Migration Alert: Pacific Northwest Hunters Find Success Late, Look to Finish Strong

January 21, 2022 – Pacific Northwest

© Michael Furtman

A fortuitous freeze across Prairie Canada brought exponential improvements to slow duck seasons across the Pacific Northwest as birds piled out of Canada in mid-December and swarmed across Idaho, Washington, and Oregon.

After a frustrating here-today-gone-tomorrow show through November and early December, the cold snap was more than welcome in all three states. Overall, despite the sluggish start, hunting wasn't all that bad or unusually slow, and the prediction of largely adult birds in several populations, especially mallards, rang true.

“It wasn't one of the worst seasons,” concludes Chris Bonsignore, DU manager of conservation programs in Washington. “The second half of the season was good, unlike last year, when birds went right over the top of us.”

Bonsignore also notes the better success of seasoned hunters, many of them retirees who used their time to scout as birds moved from one location to the next.

Waterfowlers will need their wits about them to cope with a sunny, balmy forecast until most of the seasons end Jan. 28 in Idaho and Jan. 30 in Washington and Oregon. “There are still birds around,” Bonsignore observes, “but very few dumb ones.”


Matt Wilson, statewide waterfowl specialist for the Washington Department of Fish and Wildlife, agreed that the early days were far from red hot, with fewer local birds produced and the bulk of the flyway lingering in warm Prairie Canada. “It was tough everywhere,” he says.

However, the December freeze brought birds flooding into the state, conveniently coinciding with the arrival of heavy rains that provided plenty of roosting and feeding.

The Skagit Valley in the north Puget Sound has “mallards and teal everywhere,” Wilson reports. South to Nisqually isn't quite as enticing, although hunters around the sound enjoyed a moderate season. There are mixed reports from the lower Columbia River, with relatively slow hunting reported close to Astoria.

A high note was the state's first coastal brant hunt, with good opening day success on an expanding population of brant in Pacific County (Willapa Bay) that will extend for several days through January 30.

Hunters at Ridgefield National Wildlife Refuge near Vancouver are having an typical year with an average of nearly two birds per hunter. In the upper Columbia Basin, many ducks have either moved south or remain in the Tri-Cities area, resulting in slower going from Yakima to Moses Lake. Wilson reports that Canada geese and some snow geese are thick across the Yakima Valley south to Prosser.
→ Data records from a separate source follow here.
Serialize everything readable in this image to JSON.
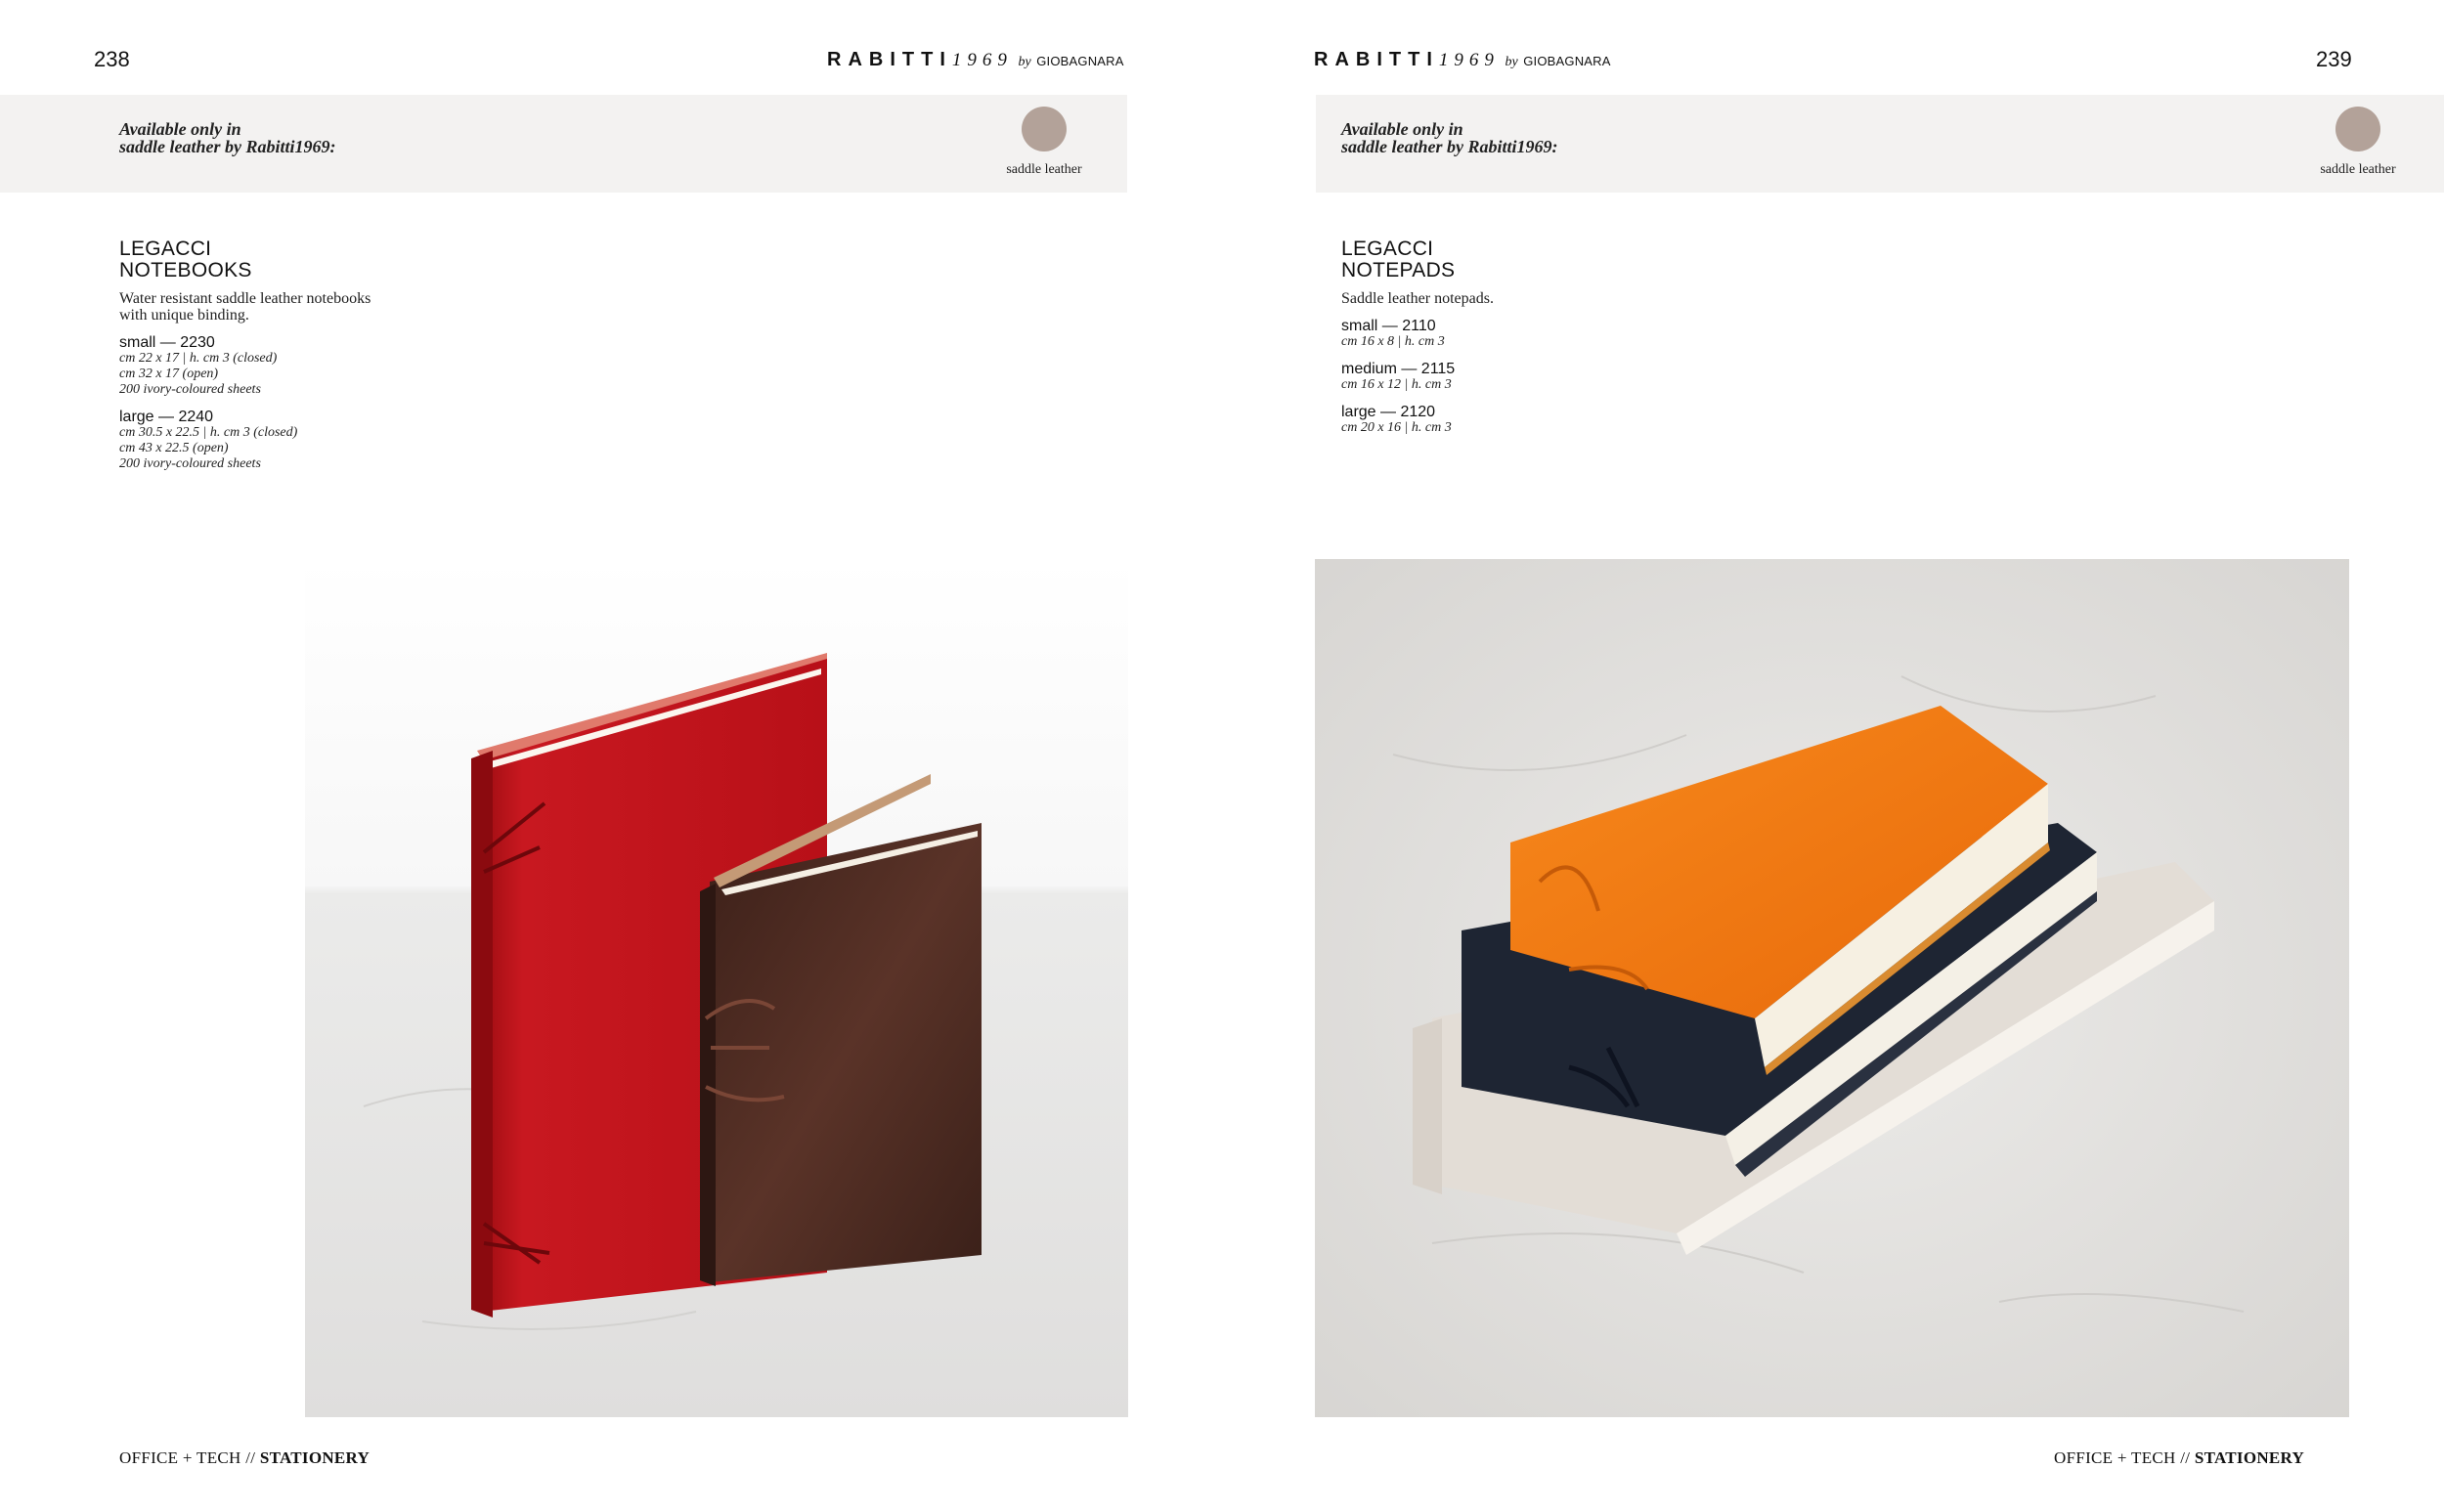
{
  "left": {
    "page_number": "238",
    "brand": {
      "name": "RABITTI",
      "year": "1969",
      "by": "by",
      "maker": "GIOBAGNARA"
    },
    "availability": "Available only in\nsaddle leather by Rabitti1969:",
    "swatch": {
      "label": "saddle leather",
      "color": "#b3a299"
    },
    "product": {
      "title_line1": "LEGACCI",
      "title_line2": "NOTEBOOKS",
      "description": "Water resistant saddle leather notebooks\nwith unique binding.",
      "variants": [
        {
          "name": "small — 2230",
          "specs": [
            "cm 22 x 17 | h. cm 3 (closed)",
            "cm 32 x 17 (open)",
            "200 ivory-coloured sheets"
          ]
        },
        {
          "name": "large — 2240",
          "specs": [
            "cm 30.5 x 22.5 | h. cm 3 (closed)",
            "cm 43 x 22.5 (open)",
            "200 ivory-coloured sheets"
          ]
        }
      ]
    },
    "photo": {
      "subject": "red-and-brown-leather-notebooks",
      "colors": [
        "#c4141c",
        "#4a2a22"
      ]
    },
    "footer": {
      "section": "OFFICE + TECH",
      "separator": "//",
      "category": "STATIONERY"
    }
  },
  "right": {
    "page_number": "239",
    "brand": {
      "name": "RABITTI",
      "year": "1969",
      "by": "by",
      "maker": "GIOBAGNARA"
    },
    "availability": "Available only in\nsaddle leather by Rabitti1969:",
    "swatch": {
      "label": "saddle leather",
      "color": "#b3a299"
    },
    "product": {
      "title_line1": "LEGACCI",
      "title_line2": "NOTEPADS",
      "description": "Saddle leather notepads.",
      "variants": [
        {
          "name": "small — 2110",
          "specs": [
            "cm 16 x 8 | h. cm 3"
          ]
        },
        {
          "name": "medium — 2115",
          "specs": [
            "cm 16 x 12 | h. cm 3"
          ]
        },
        {
          "name": "large — 2120",
          "specs": [
            "cm 20 x 16 | h. cm 3"
          ]
        }
      ]
    },
    "photo": {
      "subject": "stacked-leather-notepads",
      "colors": [
        "#f07a12",
        "#1e2533",
        "#ddd6ce"
      ]
    },
    "footer": {
      "section": "OFFICE + TECH",
      "separator": "//",
      "category": "STATIONERY"
    }
  }
}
Mark Nebeker, manager of the popular Sauvie Island Wildlife Area, near Portland, says he’s “smiling from ear to ear.” That’s because he's sitting on what may be Oregon's hottest hunting of the season.

Nebeker and his staff are looking at a season average of 2.4 birds per hunter and probably the first 20,000-plus duck harvest the area has recorded in more than a decade. And he's puzzled because neither he, his staff, nor biologists have any idea why it happened.
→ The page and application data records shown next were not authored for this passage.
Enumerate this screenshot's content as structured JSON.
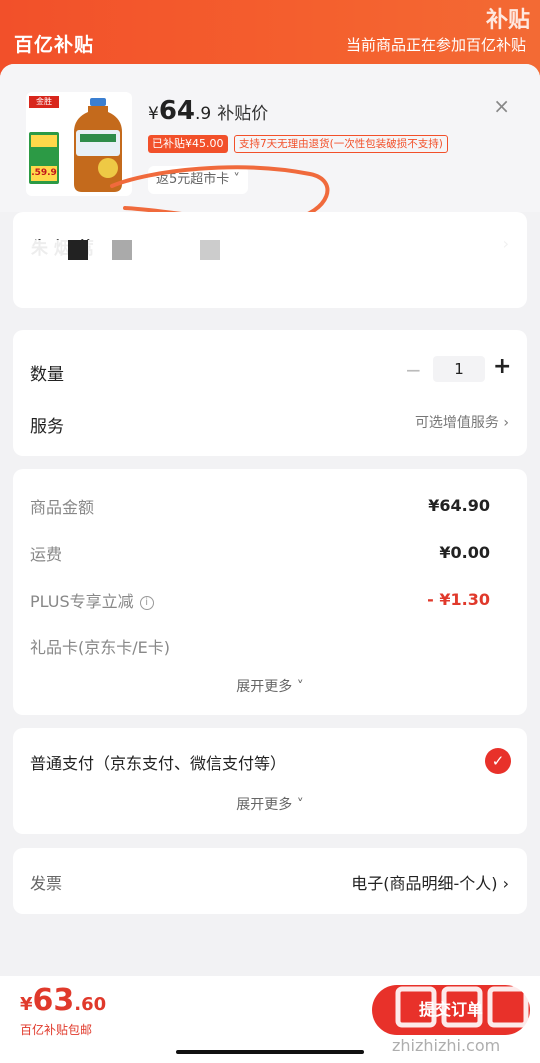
{
  "header": {
    "logo": "百亿补贴",
    "promo": "当前商品正在参加百亿补贴",
    "corner_badge": "补贴"
  },
  "product": {
    "brand_tag": "金胜",
    "side_tag": "5元",
    "side_price": ".59.9",
    "price_yen": "¥",
    "price_int": "64",
    "price_dec": ".9",
    "price_label": "补贴价",
    "subsidy_tag": "已补贴¥45.00",
    "return_tag": "支持7天无理由退货(一次性包装破损不支持)",
    "card_tag": "返5元超市卡 ˅",
    "close_icon": "×"
  },
  "address": {
    "name": "朱 烟 蒿",
    "chevron": "›"
  },
  "quantity": {
    "label": "数量",
    "minus": "−",
    "value": "1",
    "plus": "+"
  },
  "service": {
    "label": "服务",
    "value": "可选增值服务 ›"
  },
  "fees": {
    "items": [
      {
        "label": "商品金额",
        "value": "¥64.90"
      },
      {
        "label": "运费",
        "value": "¥0.00"
      },
      {
        "label": "PLUS专享立减",
        "value": "- ¥1.30"
      },
      {
        "label": "礼品卡(京东卡/E卡)",
        "value": ""
      }
    ],
    "expand": "展开更多 ˅"
  },
  "payment": {
    "label": "普通支付（京东支付、微信支付等）",
    "expand": "展开更多 ˅",
    "check": "✓"
  },
  "invoice": {
    "label": "发票",
    "value": "电子(商品明细-个人) ›"
  },
  "footer": {
    "total_yen": "¥",
    "total_int": "63",
    "total_dec": ".60",
    "total_sub": "百亿补贴包邮",
    "submit": "提交订单",
    "watermark": "zhizhizhi.com"
  },
  "colors": {
    "accent": "#e8312a",
    "banner": "#f2502a"
  }
}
“There's something weird going on this year,” Nebeker says. “A lot of it has to do with the quality of our hunters. On some days, the crowd consisted of old hunters who knew the area and how to work the system. But even on jam-packed days, the averages were up. “I'll take it. We deserved a good season.”
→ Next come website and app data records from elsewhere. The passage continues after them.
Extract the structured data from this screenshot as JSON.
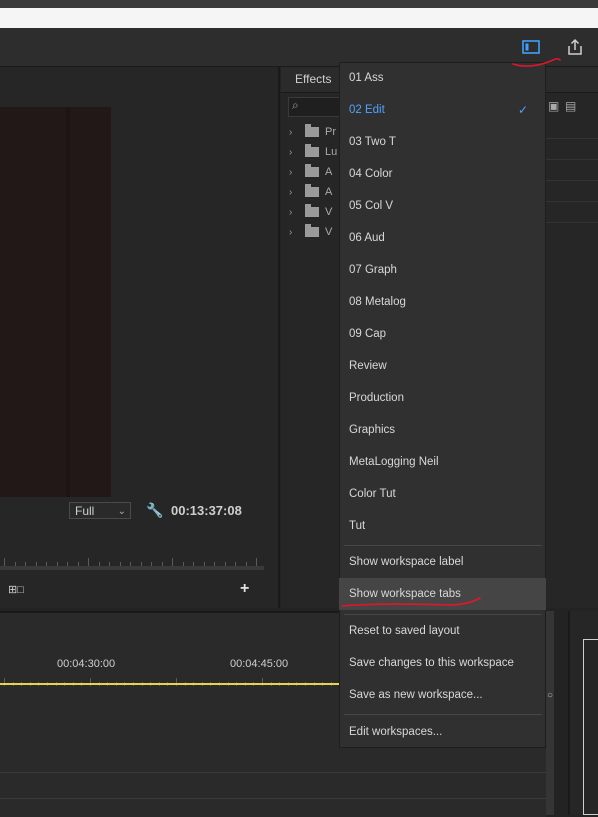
{
  "timecode": "00:13:37:08",
  "zoom_select": "Full",
  "effects_panel": {
    "title": "Effects",
    "tree": [
      {
        "label": "Pr"
      },
      {
        "label": "Lu"
      },
      {
        "label": "A"
      },
      {
        "label": "A"
      },
      {
        "label": "V"
      },
      {
        "label": "V"
      }
    ]
  },
  "timeline": {
    "time_labels": [
      "00:04:30:00",
      "00:04:45:00"
    ]
  },
  "workspace_menu": {
    "workspaces": [
      {
        "label": "01 Ass",
        "selected": false
      },
      {
        "label": "02 Edit",
        "selected": true
      },
      {
        "label": "03 Two T",
        "selected": false
      },
      {
        "label": "04 Color",
        "selected": false
      },
      {
        "label": "05 Col V",
        "selected": false
      },
      {
        "label": "06 Aud",
        "selected": false
      },
      {
        "label": "07 Graph",
        "selected": false
      },
      {
        "label": "08 Metalog",
        "selected": false
      },
      {
        "label": "09 Cap",
        "selected": false
      },
      {
        "label": "Review",
        "selected": false
      },
      {
        "label": "Production",
        "selected": false
      },
      {
        "label": "Graphics",
        "selected": false
      },
      {
        "label": "MetaLogging Neil",
        "selected": false
      },
      {
        "label": "Color Tut",
        "selected": false
      },
      {
        "label": "Tut",
        "selected": false
      }
    ],
    "show_label": "Show workspace label",
    "show_tabs": "Show workspace tabs",
    "reset": "Reset to saved layout",
    "save_changes": "Save changes to this workspace",
    "save_new": "Save as new workspace...",
    "edit": "Edit workspaces..."
  },
  "colors": {
    "accent": "#4fa3ff",
    "annotation": "#e0162b",
    "playhead": "#e8d44d"
  }
}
Mike Edwards, a regular at both Sauvie and the lower Columbia, says hunting in the Astoria area up to Knappa has been much slower.

Across the Willamette Valley, Kelly Warren, DU's western Oregon biologist, reports slower hunting in the south valley, with hunting success “hit or miss; they're here one day, gone the next. It's been an odd year across the board. We had cold, then snow, then a flood. Ducks never seemed to get their bearings.”

He describes the lingering adult mallards as, “awful! They circle around at 60 yards and then take off. It's interesting to see.”

Brandon Reishus, waterfowl coordinator for the Oregon Department of Fish and Wildlife, believes there's enough water to entice birds to stay. “The cold snap moved some birds around in late December, but if you're willing to work for it, there are birds to be had,” he advises.


Like everywhere else, Idaho hunters experienced ups and downs from the beginning of the season. Local production was a bit better than elsewhere across the region, so it held hunters’ attentions until the freeze hit up north.

“It depends on who you ask,” notes Jeff Knetter, upland game and migratory bird coordinator for the Idaho Department of Fish and Game. “We had a pretty mild stretch, then a cold snap, and things picked up in late December and early January. Prior to that it was pretty spotty.”

Early hunting was slow in the panhandle, but as usual was OK along the Snake River Valley. Knetter notes that there are still birds around and suggests sticking to the river. “There are fair numbers of geese,” he says.

Chris Colson, DU's biologist in Boise, reports southwest Idaho hunting was average, but that “we have been under a pretty steady inversion since the Christmas storms came through, so everything has been regularly frozen. I suspect that has pushed all of the birds south. Our neighborhood mallards and geese are few and far between.”